The wound has to have healthy granulation tissue over the entire wound bed. 

 

Note: hyper granulation is not suitable for skin grafting. If there are signs of hyper granulation, you need to address this first. We have written a separate chapter on hypergranulating wounds - please refer to this chapter if you want to know more about this condition.

If there are signs of infection, the skin graft will fail- address the infection first.

The graft will fail if there are signs of increased bacterial burden in the wound- address this first.  If the wound has a smell that is "off," do not attempt a skin graft- it will fail. Get the wound clean first. 

If the patient does not use compression treatment, the graft will most likely fail. Compression is obligatory when skin grafting on venous ulcers.

If the ulcer has a high amount of exudate, the graft will fail - you have to wait until the level of exudate is low before attempting a skin graft.

The patient must be informed that they will get a scar at the donor site where the partial-thickness graft is taken from.

Remember that you do not always have to do a traditional split-thickness graft.  Some mini-invasive methods, such as blister grafts or pinch-punch grafts, can easily be redone if the first try does not yield results. In the chapter on skin grafting, we discuss the different methods.​​​​

Vein surgery for treating venous ulcers

 

​In a healthcare setting where all resources are available, patients with venous ulcers who do not respond to regular treatment with compression and good dressings are referred to vascular specialists. Here the patient will be examined for the presence of dilated insufficient veins, which are in direct communication with the ulcer area.  These insufficient veins may be visible without aids ( i.e., varicose veins) or may lie deeper such as perforating veins that are only visible using, for example, ultrasound techniques. 

In some cases, a venous ulcer will not heal unless the insufficient veins are treated surgically.  We will not go into detail about the surgical alternatives here because most of our readers will not be involved in the surgical treatment of vein disorders. 

Shortly summarized - with today's available surgical methods, we usually try to do these with endovascular techniques. These are mini-invasive procedures usually done in an outpatient setting or as day-care surgery in local anesthesia.  Some methods involve using radio-frequency, laser, steam, foam, or glue to close insufficient veins. Smaller veins can be treated using ultrasound-guided injection methods with substances like polidocanol (aetoxysclerol). In some cases, open surgery is needed.​

While these types of surgical treatments are performed at some hospitals and private centers in Africa, they are not available to the majority of the patients there.
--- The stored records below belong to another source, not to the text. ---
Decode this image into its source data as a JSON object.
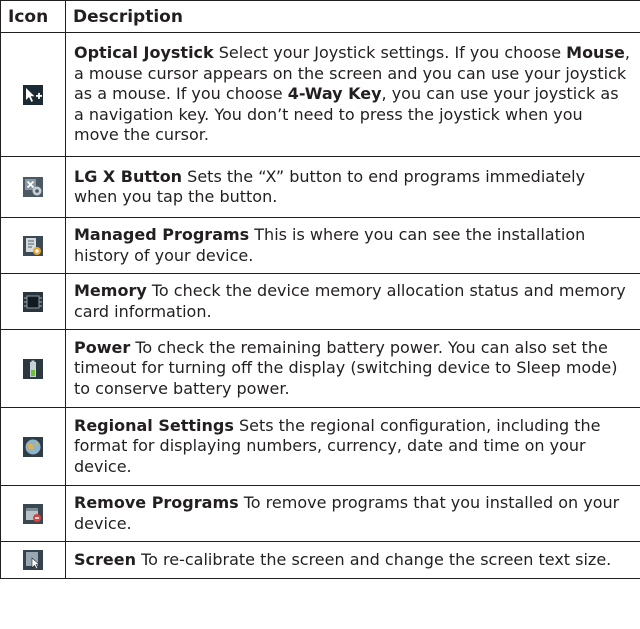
{
  "header": {
    "icon": "Icon",
    "description": "Description"
  },
  "rows": [
    {
      "icon": "pointer-plus-icon",
      "title": "Optical Joystick",
      "t1": " Select your Joystick settings. If you choose ",
      "b1": "Mouse",
      "t2": ", a mouse cursor appears on the screen and you can use your joystick as a mouse. If you choose ",
      "b2": "4-Way Key",
      "t3": ", you can use your joystick as a navigation key. You don’t need to press the joystick when you move the cursor."
    },
    {
      "icon": "x-button-gear-icon",
      "title": "LG X Button",
      "text": " Sets the “X” button to end programs immediately when you tap the button."
    },
    {
      "icon": "managed-programs-icon",
      "title": "Managed Programs",
      "text": " This is where you can see the installation history of your device."
    },
    {
      "icon": "memory-chip-icon",
      "title": "Memory",
      "text": " To check the device memory allocation status and memory card information."
    },
    {
      "icon": "battery-power-icon",
      "title": "Power",
      "text": " To check the remaining battery power. You can also set the timeout for turning off the display (switching device to Sleep mode) to conserve battery power."
    },
    {
      "icon": "globe-icon",
      "title": "Regional Settings",
      "text": " Sets the regional configuration, including the format for displaying numbers, currency, date and time on your device."
    },
    {
      "icon": "remove-programs-icon",
      "title": "Remove Programs",
      "text": " To remove programs that you installed on your device."
    },
    {
      "icon": "screen-calibrate-icon",
      "title": "Screen",
      "text": " To re-calibrate the screen and change the screen text size."
    }
  ]
}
If you work in a clinical setting where this type of surgery is not an option, you have to do the best out of the means you have available. Ensure that the patient really understands that compression treatment is the key to success and that they use it daily.
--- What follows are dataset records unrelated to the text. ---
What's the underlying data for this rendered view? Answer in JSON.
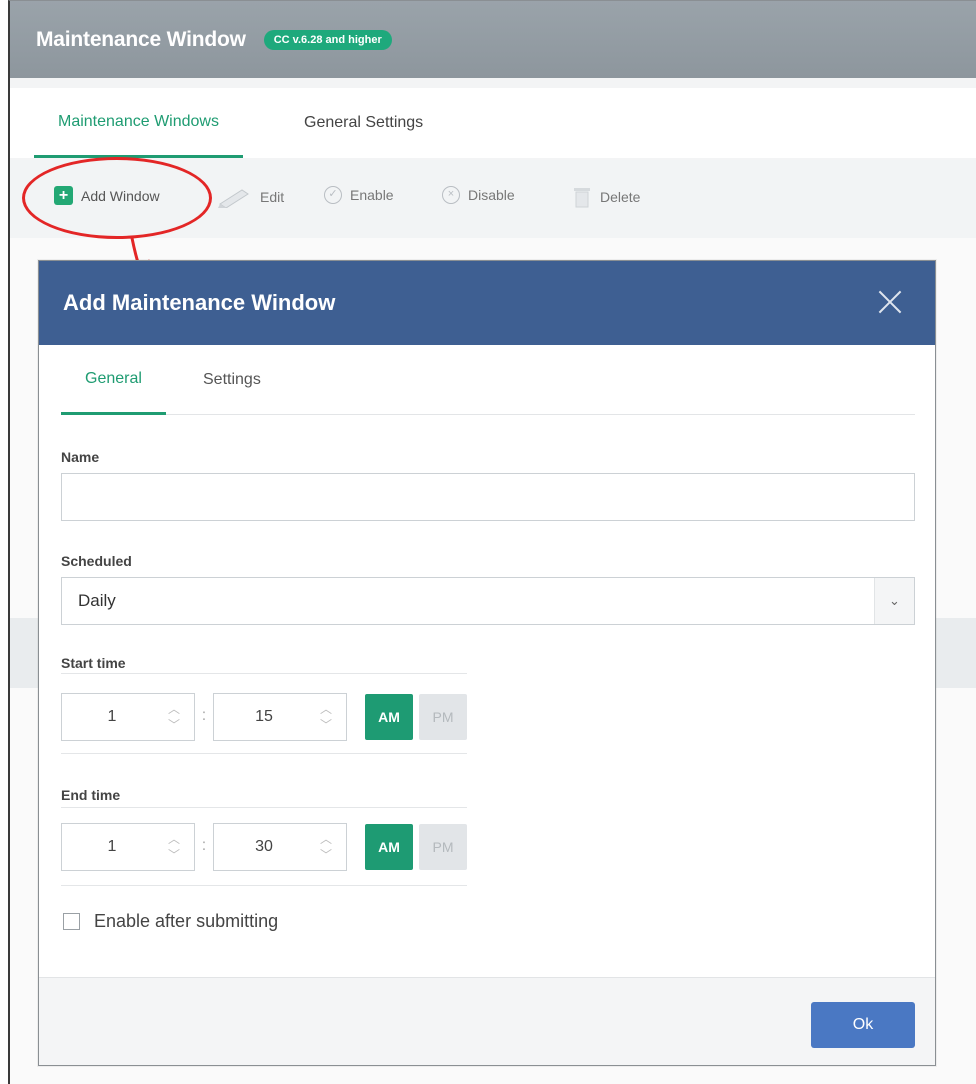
{
  "app": {
    "title": "Maintenance Window",
    "version_badge": "CC v.6.28 and higher"
  },
  "main_tabs": [
    {
      "label": "Maintenance Windows",
      "active": true
    },
    {
      "label": "General Settings",
      "active": false
    }
  ],
  "toolbar": {
    "add_label": "Add Window",
    "edit_label": "Edit",
    "enable_label": "Enable",
    "disable_label": "Disable",
    "delete_label": "Delete"
  },
  "dialog": {
    "title": "Add Maintenance Window",
    "tabs": [
      {
        "label": "General",
        "active": true
      },
      {
        "label": "Settings",
        "active": false
      }
    ],
    "name_label": "Name",
    "name_value": "",
    "scheduled_label": "Scheduled",
    "scheduled_value": "Daily",
    "start_time": {
      "label": "Start time",
      "hour": "1",
      "minute": "15",
      "am_label": "AM",
      "pm_label": "PM",
      "period": "AM"
    },
    "end_time": {
      "label": "End time",
      "hour": "1",
      "minute": "30",
      "am_label": "AM",
      "pm_label": "PM",
      "period": "AM"
    },
    "time_separator": ":",
    "enable_after_label": "Enable after submitting",
    "enable_after_checked": false,
    "ok_label": "Ok"
  },
  "colors": {
    "header_gray": "#8d969d",
    "accent_green": "#1f9c72",
    "dialog_blue": "#3e5f92",
    "ok_blue": "#4a78c3",
    "annotation_red": "#e32626"
  },
  "icons": {
    "add": "plus-square-icon",
    "edit": "pencil-icon",
    "enable": "check-circle-icon",
    "disable": "x-circle-icon",
    "delete": "trash-icon",
    "close": "close-icon",
    "caret": "chevron-down-icon",
    "spinner_up": "chevron-up-icon",
    "spinner_down": "chevron-down-icon"
  }
}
We have written a separate chapter on surgical treatment of incompetent veins - please refer to that for more details.